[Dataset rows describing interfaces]

········

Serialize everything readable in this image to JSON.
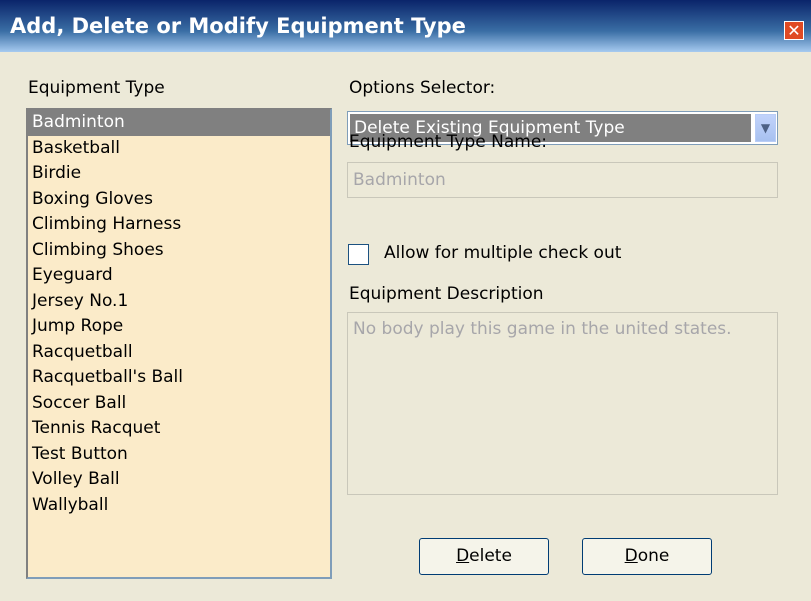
{
  "window": {
    "title": "Add, Delete or Modify Equipment Type",
    "close_glyph": "✕"
  },
  "equipment_list": {
    "label": "Equipment Type",
    "items": [
      {
        "label": "Badminton",
        "selected": true
      },
      {
        "label": "Basketball"
      },
      {
        "label": "Birdie"
      },
      {
        "label": "Boxing Gloves"
      },
      {
        "label": "Climbing Harness"
      },
      {
        "label": "Climbing Shoes"
      },
      {
        "label": "Eyeguard"
      },
      {
        "label": "Jersey No.1"
      },
      {
        "label": "Jump Rope"
      },
      {
        "label": "Racquetball"
      },
      {
        "label": "Racquetball's Ball"
      },
      {
        "label": "Soccer Ball"
      },
      {
        "label": "Tennis Racquet"
      },
      {
        "label": "Test Button"
      },
      {
        "label": "Volley Ball"
      },
      {
        "label": "Wallyball"
      }
    ]
  },
  "options_selector": {
    "label": "Options Selector:",
    "value": "Delete Existing Equipment Type"
  },
  "type_name": {
    "label": "Equipment Type Name:",
    "value": "Badminton"
  },
  "multiple_checkout": {
    "label": "Allow for multiple check out",
    "checked": false
  },
  "description": {
    "label": "Equipment Description",
    "value": "No body play this game in the united states."
  },
  "buttons": {
    "delete": {
      "mnemonic": "D",
      "rest": "elete"
    },
    "done": {
      "mnemonic": "D",
      "rest": "one"
    }
  },
  "colors": {
    "list_bg": "#fbebc9",
    "selection": "#808080",
    "title_bar": "#0a246a"
  }
}
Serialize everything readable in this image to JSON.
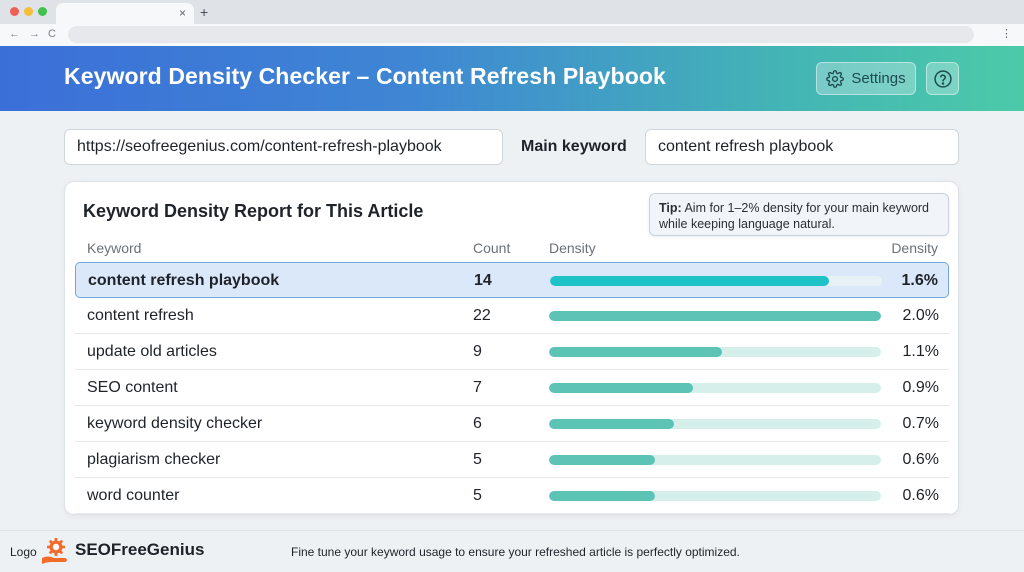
{
  "browser": {
    "tab_close": "×",
    "new_tab": "+",
    "nav_back": "←",
    "nav_forward": "→",
    "nav_reload": "C",
    "menu": "⋮"
  },
  "header": {
    "title": "Keyword Density Checker – Content Refresh Playbook",
    "settings_label": "Settings"
  },
  "inputs": {
    "url_value": "https://seofreegenius.com/content-refresh-playbook",
    "main_keyword_label": "Main keyword",
    "main_keyword_value": "content refresh playbook"
  },
  "report": {
    "title": "Keyword Density Report for This Article",
    "tip_bold": "Tip:",
    "tip_text": " Aim for 1–2% density for your main keyword while keeping language natural.",
    "columns": {
      "keyword": "Keyword",
      "count": "Count",
      "density_bar": "Density",
      "density_value": "Density"
    },
    "rows": [
      {
        "keyword": "content refresh playbook",
        "count": "14",
        "density": "1.6%",
        "fill": 0.84,
        "highlighted": true
      },
      {
        "keyword": "content refresh",
        "count": "22",
        "density": "2.0%",
        "fill": 1.0,
        "highlighted": false
      },
      {
        "keyword": "update old articles",
        "count": "9",
        "density": "1.1%",
        "fill": 0.52,
        "highlighted": false
      },
      {
        "keyword": "SEO content",
        "count": "7",
        "density": "0.9%",
        "fill": 0.435,
        "highlighted": false
      },
      {
        "keyword": "keyword density checker",
        "count": "6",
        "density": "0.7%",
        "fill": 0.375,
        "highlighted": false
      },
      {
        "keyword": "plagiarism checker",
        "count": "5",
        "density": "0.6%",
        "fill": 0.32,
        "highlighted": false
      },
      {
        "keyword": "word counter",
        "count": "5",
        "density": "0.6%",
        "fill": 0.32,
        "highlighted": false
      }
    ]
  },
  "footer": {
    "logo_label": "Logo",
    "brand": "SEOFreeGenius",
    "message": "Fine tune your keyword usage to ensure your refreshed article is perfectly optimized."
  },
  "colors": {
    "header_gradient_start": "#3b6fd8",
    "header_gradient_end": "#4ccaa8",
    "bar_fill": "#5cc3b6",
    "bar_fill_highlight": "#1fc3c7",
    "bar_track": "#d6efea",
    "logo_orange": "#f26b2b"
  },
  "icons": {
    "settings": "gear-icon",
    "help": "question-circle-icon",
    "logo": "brain-gear-logo-icon"
  }
}
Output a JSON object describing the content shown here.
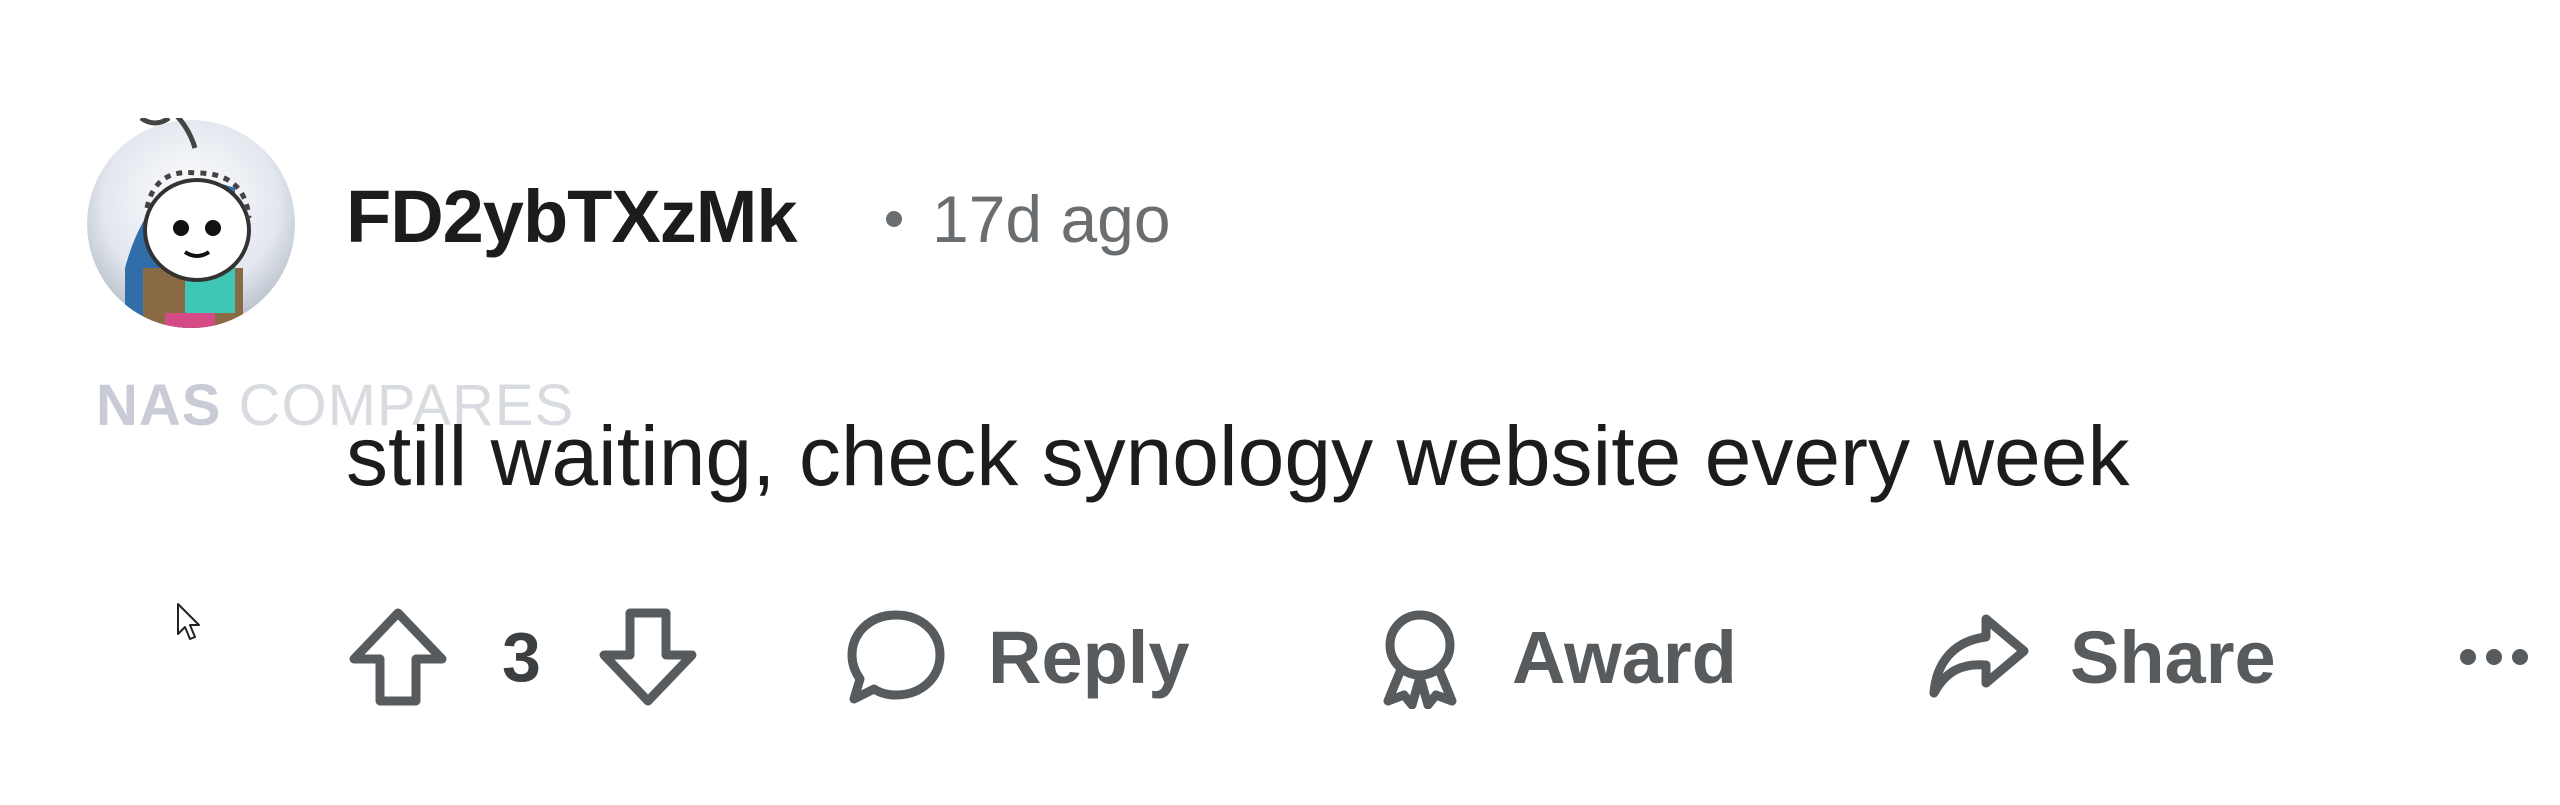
{
  "comment": {
    "username": "FD2ybTXzMk",
    "time": "17d ago",
    "body": "still waiting, check synology website every week",
    "avatar_icon": "snoo-avatar-icon"
  },
  "watermark": {
    "part1": "NAS",
    "part2": " COMPARES"
  },
  "actions": {
    "upvote_icon": "upvote-arrow-icon",
    "vote_count": "3",
    "downvote_icon": "downvote-arrow-icon",
    "reply_label": "Reply",
    "award_label": "Award",
    "share_label": "Share",
    "more_icon": "more-options-icon"
  },
  "colors": {
    "text_primary": "#1c1c1c",
    "text_secondary": "#6b6e71",
    "action_gray": "#575b5e",
    "background": "#ffffff"
  }
}
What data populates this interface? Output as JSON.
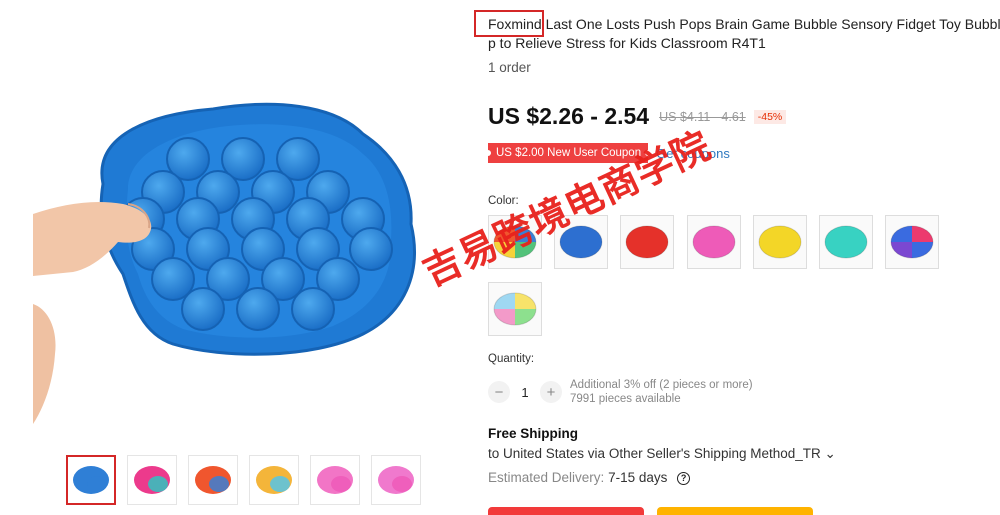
{
  "product": {
    "brand": "Foxmind",
    "title_line1": "Last One Losts Push Pops Brain Game Bubble Sensory Fidget Toy Bubble (",
    "title_line2": "p to Relieve Stress for Kids Classroom R4T1",
    "orders": "1 order"
  },
  "pricing": {
    "price": "US $2.26 - 2.54",
    "original": "US $4.11 - 4.61",
    "discount": "-45%",
    "coupon": "US $2.00 New User Coupon",
    "get_coupons": "Get coupons"
  },
  "color": {
    "label": "Color:",
    "swatches": [
      {
        "name": "rainbow-round",
        "colors": [
          "#f0562e",
          "#3a7fd5",
          "#f6d23a",
          "#52c27a"
        ]
      },
      {
        "name": "blue-heart",
        "colors": [
          "#2d6fd0",
          "#2d6fd0",
          "#2d6fd0",
          "#2d6fd0"
        ]
      },
      {
        "name": "red-square",
        "colors": [
          "#e5312a",
          "#e5312a",
          "#e5312a",
          "#e5312a"
        ]
      },
      {
        "name": "pink-round",
        "colors": [
          "#ee5bb8",
          "#ee5bb8",
          "#ee5bb8",
          "#ee5bb8"
        ]
      },
      {
        "name": "yellow-round",
        "colors": [
          "#f3d627",
          "#f3d627",
          "#f3d627",
          "#f3d627"
        ]
      },
      {
        "name": "teal-octagon",
        "colors": [
          "#38d2c2",
          "#38d2c2",
          "#38d2c2",
          "#38d2c2"
        ]
      },
      {
        "name": "multi-round",
        "colors": [
          "#3a6be0",
          "#ec3a6e",
          "#7b48d1",
          "#3a6be0"
        ]
      },
      {
        "name": "pastel-rainbow",
        "colors": [
          "#9fd8f2",
          "#f7e36a",
          "#f39ac9",
          "#8de08e"
        ]
      }
    ]
  },
  "quantity": {
    "label": "Quantity:",
    "minus": "−",
    "value": "1",
    "plus": "+",
    "note1": "Additional 3% off (2 pieces or more)",
    "note2": "7991 pieces available"
  },
  "shipping": {
    "title": "Free Shipping",
    "destination": "to United States via Other Seller's Shipping Method_TR",
    "chevron": "⌄",
    "delivery_label": "Estimated Delivery:",
    "delivery_days": "7-15 days",
    "help": "?"
  },
  "watermark": "吉易跨境电商学院",
  "thumbnails": [
    {
      "name": "thumb-blue-round",
      "colors": [
        "#2f7fd6",
        "#2f7fd6"
      ]
    },
    {
      "name": "thumb-pink-teal",
      "colors": [
        "#ec3a8c",
        "#2fc6c0"
      ]
    },
    {
      "name": "thumb-rainbow-trio",
      "colors": [
        "#f0562e",
        "#3a7fd5"
      ]
    },
    {
      "name": "thumb-rainbow-hand",
      "colors": [
        "#f4b53a",
        "#55c4e8"
      ]
    },
    {
      "name": "thumb-pink-stack",
      "colors": [
        "#f275c6",
        "#ee5bb8"
      ]
    },
    {
      "name": "thumb-pink-single",
      "colors": [
        "#f079cd",
        "#ee5bb8"
      ]
    }
  ]
}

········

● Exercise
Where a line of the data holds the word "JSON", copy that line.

● Written answer
Serialize everything readable in this image to JSON.
Serialize everything readable in this image to JSON.
Output a JSON object describing the content shown here.
What data populates this interface? Output as JSON.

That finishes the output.